> **Supplied information**

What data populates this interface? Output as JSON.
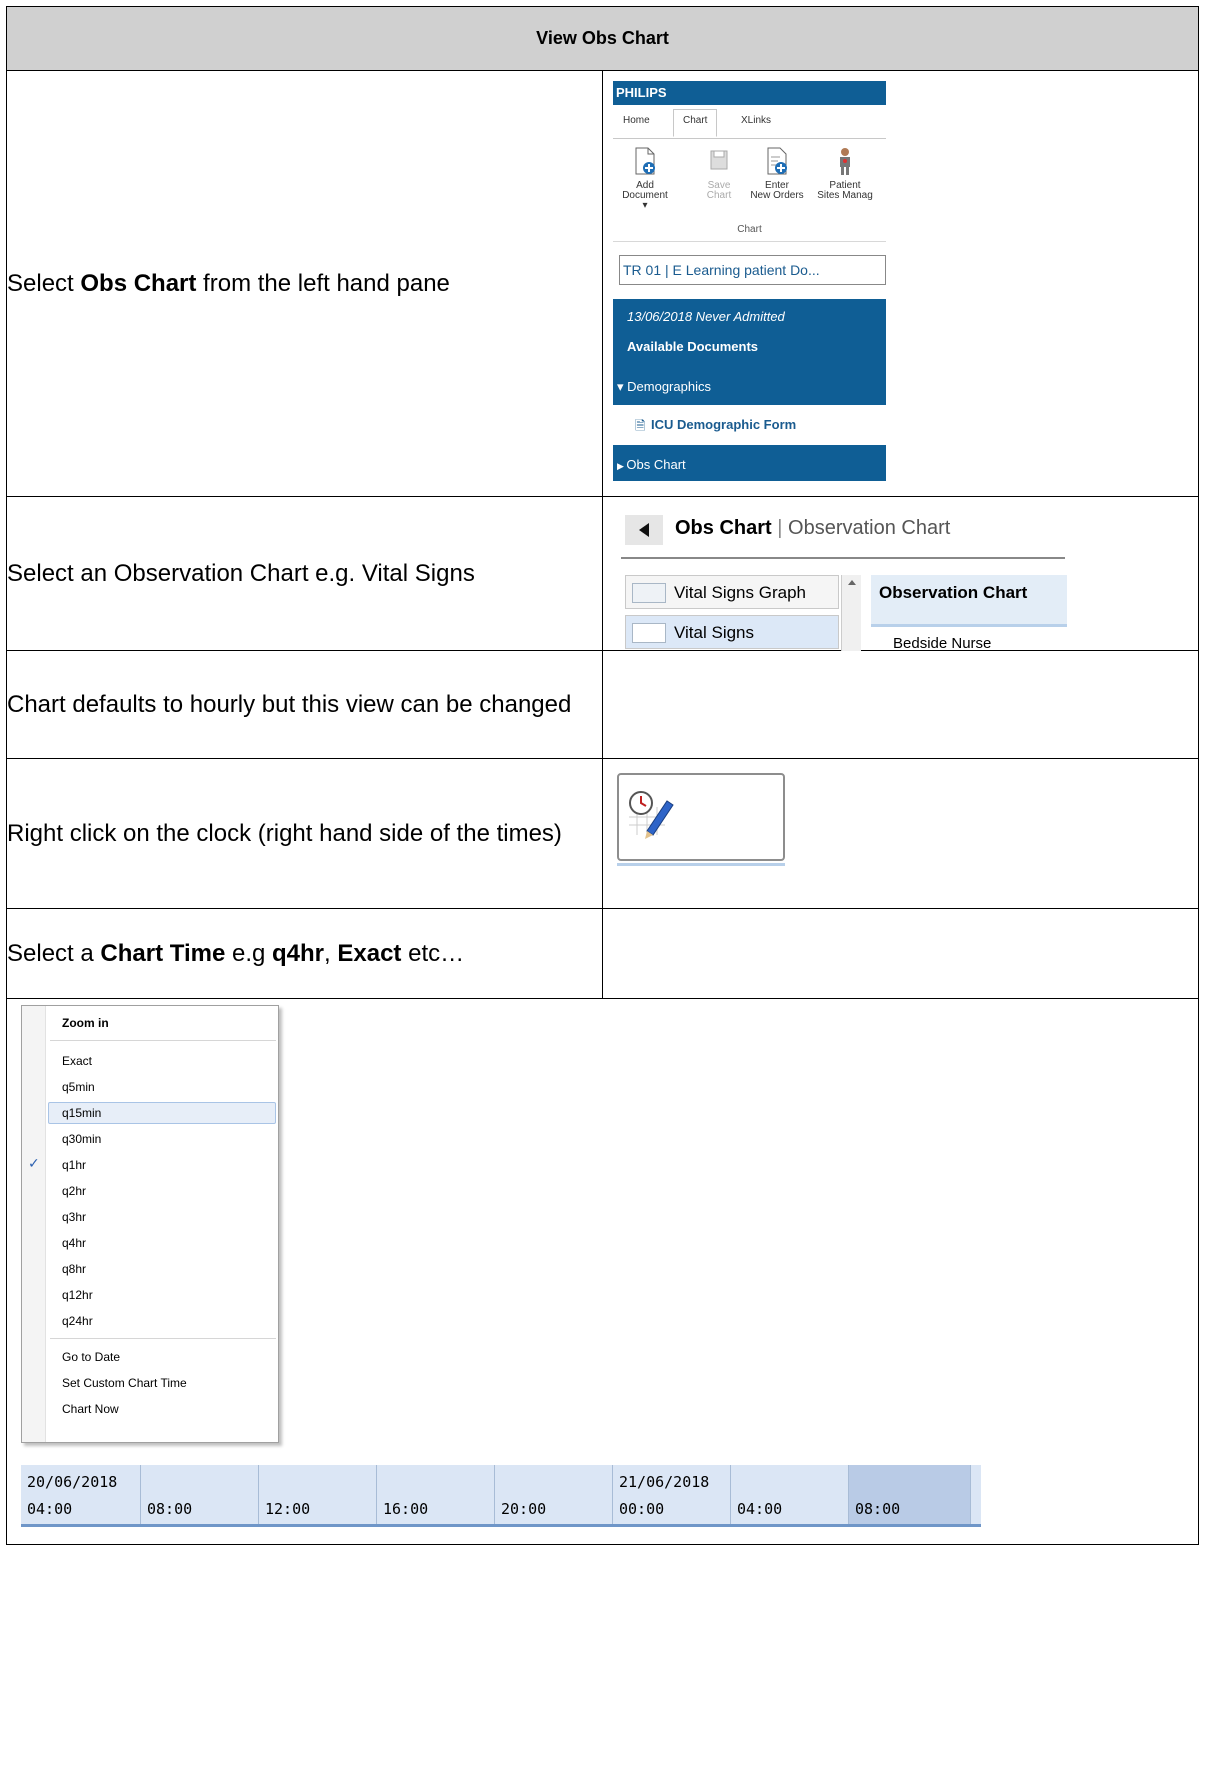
{
  "header": {
    "title": "View Obs Chart"
  },
  "rows": [
    {
      "instruction_parts": [
        "Select ",
        "Obs Chart",
        " from the left hand pane"
      ]
    },
    {
      "instruction": "Select an Observation Chart e.g. Vital Signs"
    },
    {
      "instruction": "Chart defaults to hourly but this view can be changed"
    },
    {
      "instruction": "Right click on the clock (right hand side of the times)"
    },
    {
      "instruction_parts": [
        "Select a ",
        "Chart Time",
        " e.g ",
        "q4hr",
        ", ",
        "Exact",
        " etc…"
      ]
    }
  ],
  "philips": {
    "brand": "PHILIPS",
    "tabs": [
      "Home",
      "Chart",
      "XLinks"
    ],
    "active_tab": "Chart",
    "ribbon": {
      "buttons": [
        {
          "line1": "Add",
          "line2": "Document ▾"
        },
        {
          "line1": "Save",
          "line2": "Chart"
        },
        {
          "line1": "Enter",
          "line2": "New Orders"
        },
        {
          "line1": "Patient",
          "line2": "Sites Manag"
        }
      ],
      "group_label": "Chart"
    },
    "patient_bar": "TR 01   | E Learning patient Do...",
    "admission": "13/06/2018 Never Admitted",
    "available_docs": "Available Documents",
    "demographics": "Demographics",
    "icu_form": "ICU Demographic Form",
    "obs_chart": "Obs Chart"
  },
  "obs_chart_view": {
    "title_bold": "Obs Chart",
    "separator": "|",
    "title_rest": "Observation Chart",
    "list_items": [
      "Vital Signs Graph",
      "Vital Signs"
    ],
    "panel_title": "Observation Chart",
    "bedside": "Bedside Nurse"
  },
  "context_menu": {
    "header": "Zoom in",
    "items": [
      "Exact",
      "q5min",
      "q15min",
      "q30min",
      "q1hr",
      "q2hr",
      "q3hr",
      "q4hr",
      "q8hr",
      "q12hr",
      "q24hr"
    ],
    "highlighted": "q15min",
    "checked": "q1hr",
    "footer_items": [
      "Go to Date",
      "Set Custom Chart Time",
      "Chart Now"
    ]
  },
  "timeline": [
    {
      "date": "20/06/2018",
      "time": "04:00"
    },
    {
      "date": "",
      "time": "08:00"
    },
    {
      "date": "",
      "time": "12:00"
    },
    {
      "date": "",
      "time": "16:00"
    },
    {
      "date": "",
      "time": "20:00"
    },
    {
      "date": "21/06/2018",
      "time": "00:00"
    },
    {
      "date": "",
      "time": "04:00"
    },
    {
      "date": "",
      "time": "08:00",
      "selected": true
    }
  ]
}
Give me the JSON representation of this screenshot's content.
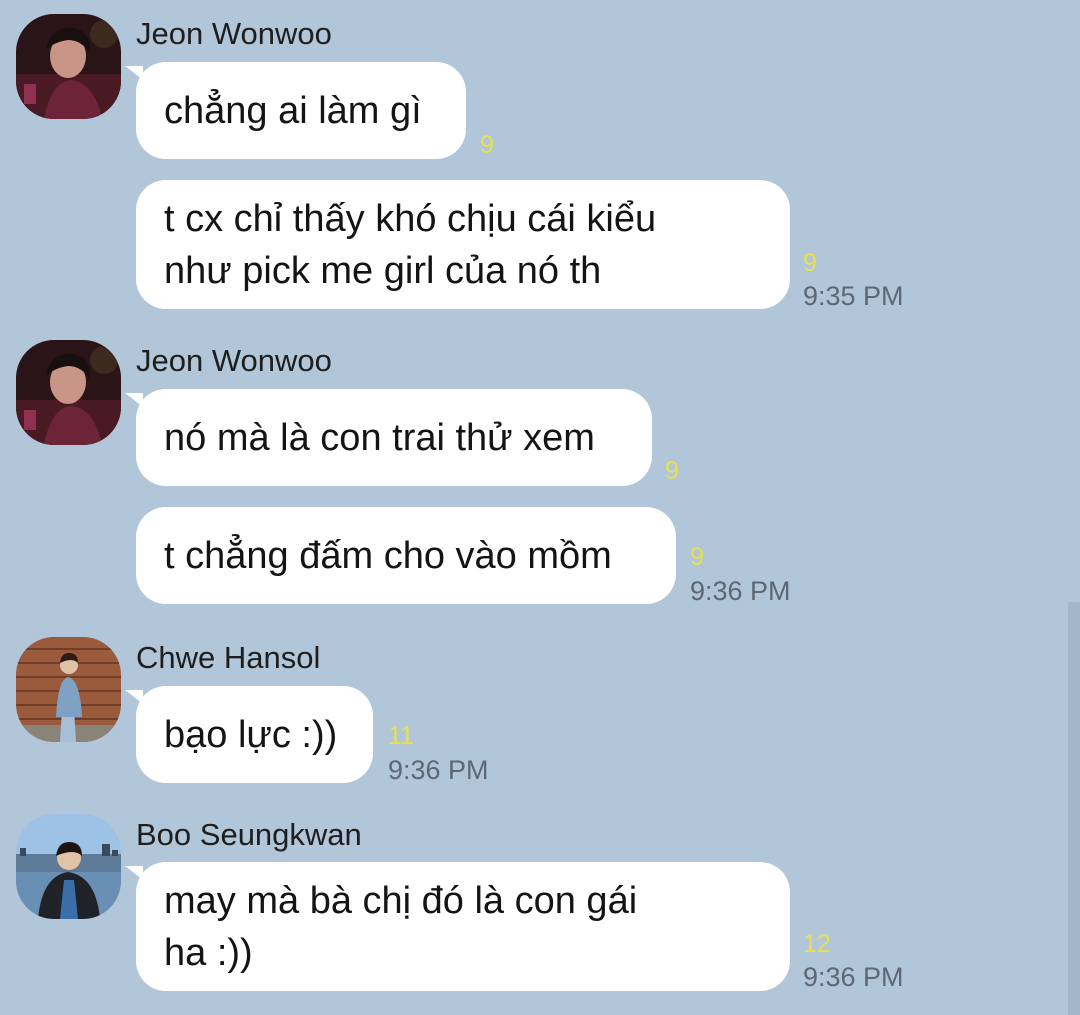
{
  "chat": {
    "colors": {
      "background": "#b2c6da",
      "bubble": "#ffffff",
      "unread": "#e9e04b",
      "time": "#5d6874"
    },
    "groups": [
      {
        "sender": "Jeon Wonwoo",
        "avatar_icon": "avatar-jeon-wonwoo",
        "messages": [
          {
            "lines": [
              "chẳng ai làm gì"
            ],
            "unread": "9",
            "time": ""
          },
          {
            "lines": [
              "t cx chỉ thấy khó chịu cái kiểu",
              "như pick me girl của nó th"
            ],
            "unread": "9",
            "time": "9:35 PM"
          }
        ]
      },
      {
        "sender": "Jeon Wonwoo",
        "avatar_icon": "avatar-jeon-wonwoo",
        "messages": [
          {
            "lines": [
              "nó mà là con trai thử xem"
            ],
            "unread": "9",
            "time": ""
          },
          {
            "lines": [
              "t chẳng đấm cho vào mồm"
            ],
            "unread": "9",
            "time": "9:36 PM"
          }
        ]
      },
      {
        "sender": "Chwe Hansol",
        "avatar_icon": "avatar-chwe-hansol",
        "messages": [
          {
            "lines": [
              "bạo lực :))"
            ],
            "unread": "11",
            "time": "9:36 PM"
          }
        ]
      },
      {
        "sender": "Boo Seungkwan",
        "avatar_icon": "avatar-boo-seungkwan",
        "messages": [
          {
            "lines": [
              "may mà bà chị đó là con gái",
              "ha :))"
            ],
            "unread": "12",
            "time": "9:36 PM"
          }
        ]
      }
    ]
  }
}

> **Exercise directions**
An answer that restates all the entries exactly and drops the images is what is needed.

> **Written reply**
What data populates this interface? Output as JSON.
{
  "header": {
    "title": "View Obs Chart"
  },
  "rows": [
    {
      "instruction_parts": [
        "Select ",
        "Obs Chart",
        " from the left hand pane"
      ]
    },
    {
      "instruction": "Select an Observation Chart e.g. Vital Signs"
    },
    {
      "instruction": "Chart defaults to hourly but this view can be changed"
    },
    {
      "instruction": "Right click on the clock (right hand side of the times)"
    },
    {
      "instruction_parts": [
        "Select a ",
        "Chart Time",
        " e.g ",
        "q4hr",
        ", ",
        "Exact",
        " etc…"
      ]
    }
  ],
  "philips": {
    "brand": "PHILIPS",
    "tabs": [
      "Home",
      "Chart",
      "XLinks"
    ],
    "active_tab": "Chart",
    "ribbon": {
      "buttons": [
        {
          "line1": "Add",
          "line2": "Document ▾"
        },
        {
          "line1": "Save",
          "line2": "Chart"
        },
        {
          "line1": "Enter",
          "line2": "New Orders"
        },
        {
          "line1": "Patient",
          "line2": "Sites Manag"
        }
      ],
      "group_label": "Chart"
    },
    "patient_bar": "TR 01   | E Learning patient Do...",
    "admission": "13/06/2018 Never Admitted",
    "available_docs": "Available Documents",
    "demographics": "Demographics",
    "icu_form": "ICU Demographic Form",
    "obs_chart": "Obs Chart"
  },
  "obs_chart_view": {
    "title_bold": "Obs Chart",
    "separator": "|",
    "title_rest": "Observation Chart",
    "list_items": [
      "Vital Signs Graph",
      "Vital Signs"
    ],
    "panel_title": "Observation Chart",
    "bedside": "Bedside Nurse"
  },
  "context_menu": {
    "header": "Zoom in",
    "items": [
      "Exact",
      "q5min",
      "q15min",
      "q30min",
      "q1hr",
      "q2hr",
      "q3hr",
      "q4hr",
      "q8hr",
      "q12hr",
      "q24hr"
    ],
    "highlighted": "q15min",
    "checked": "q1hr",
    "footer_items": [
      "Go to Date",
      "Set Custom Chart Time",
      "Chart Now"
    ]
  },
  "timeline": [
    {
      "date": "20/06/2018",
      "time": "04:00"
    },
    {
      "date": "",
      "time": "08:00"
    },
    {
      "date": "",
      "time": "12:00"
    },
    {
      "date": "",
      "time": "16:00"
    },
    {
      "date": "",
      "time": "20:00"
    },
    {
      "date": "21/06/2018",
      "time": "00:00"
    },
    {
      "date": "",
      "time": "04:00"
    },
    {
      "date": "",
      "time": "08:00",
      "selected": true
    }
  ]
}
Give me the JSON representation of this screenshot's content.
{
  "chat": {
    "colors": {
      "background": "#b2c6da",
      "bubble": "#ffffff",
      "unread": "#e9e04b",
      "time": "#5d6874"
    },
    "groups": [
      {
        "sender": "Jeon Wonwoo",
        "avatar_icon": "avatar-jeon-wonwoo",
        "messages": [
          {
            "lines": [
              "chẳng ai làm gì"
            ],
            "unread": "9",
            "time": ""
          },
          {
            "lines": [
              "t cx chỉ thấy khó chịu cái kiểu",
              "như pick me girl của nó th"
            ],
            "unread": "9",
            "time": "9:35 PM"
          }
        ]
      },
      {
        "sender": "Jeon Wonwoo",
        "avatar_icon": "avatar-jeon-wonwoo",
        "messages": [
          {
            "lines": [
              "nó mà là con trai thử xem"
            ],
            "unread": "9",
            "time": ""
          },
          {
            "lines": [
              "t chẳng đấm cho vào mồm"
            ],
            "unread": "9",
            "time": "9:36 PM"
          }
        ]
      },
      {
        "sender": "Chwe Hansol",
        "avatar_icon": "avatar-chwe-hansol",
        "messages": [
          {
            "lines": [
              "bạo lực :))"
            ],
            "unread": "11",
            "time": "9:36 PM"
          }
        ]
      },
      {
        "sender": "Boo Seungkwan",
        "avatar_icon": "avatar-boo-seungkwan",
        "messages": [
          {
            "lines": [
              "may mà bà chị đó là con gái",
              "ha :))"
            ],
            "unread": "12",
            "time": "9:36 PM"
          }
        ]
      }
    ]
  }
}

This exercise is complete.